Vancouver council report to detail full potential of Viaducts plan: parks, new neighbourhood links and more

The report reference to Vancouver city council Tuesday on the replacement of the Georgia and Dunsmuir Viaducts should lay out a wide range of new information on a transformational project that is seizing the imagination of residents across the north side of the city.

A decision on the future of the Viaducts will wait until fall so everyone has a chance to digest the new information and the answers to many questions raised in the course of consultations during the last three months. (City staff were meeting with Chinatown community leaders as recently as last Tuesday to give them yet another briefing on many aspects of the proposal.)

That decision would, in my view, mark a tipping point.

If council decides to pursue the staff proposal, planning would proceed for a city without the viaducts. If not, things will remain much as they are.

Yesterday’s Vancouver Sun column by Bob Ransford captured many of the issues now exciting residents in the heavily-populated areas reaching from north False Creek to Yaletown, Chinatown and Strathcona, all of who could benefit from the changes.

One that Ransford does not make much of, but I do, is the five acres of additional park space generated by the new street plan. It took 15 years and $22 million to acquire the 2.2 acres for Emery Barnes park in the Yaletown/south Granville area. Depending on how you do the calculations, acquiring twice as much space around Rogers Arena could cost many times as much — and none is for sale in any case.

Public interest in the issue is growing:

  • hundreds came to three open houses and more than 600 filled in comment forms
  • a wide range of organizations and community groups, including the Board of Trade, have weighed in with their opinions
  • community groups to the east of the Viaducts have underlined their determination to win relief, at last, from traffic generated by the Viaducts. (Engineering staff have met with Strathcona residents and made it clear their concerns will be acknowledged.)
  • more people are insisting on quicker resolution of planning decisions on East False Creek Flats and its road network, particularly the long-awaited Malkin connection to Clark Dr.

There is no doubt this decision is a critical one.
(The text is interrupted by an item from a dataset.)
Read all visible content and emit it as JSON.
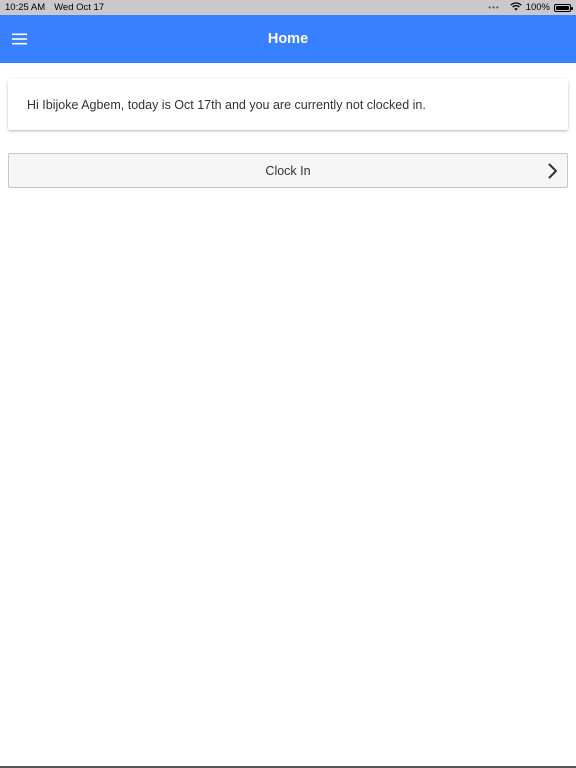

Some important aspects — financial and timing issues, in particular — can’t be clarified until council makes its “tipping point” decision. It looks like that decision is just a few months away.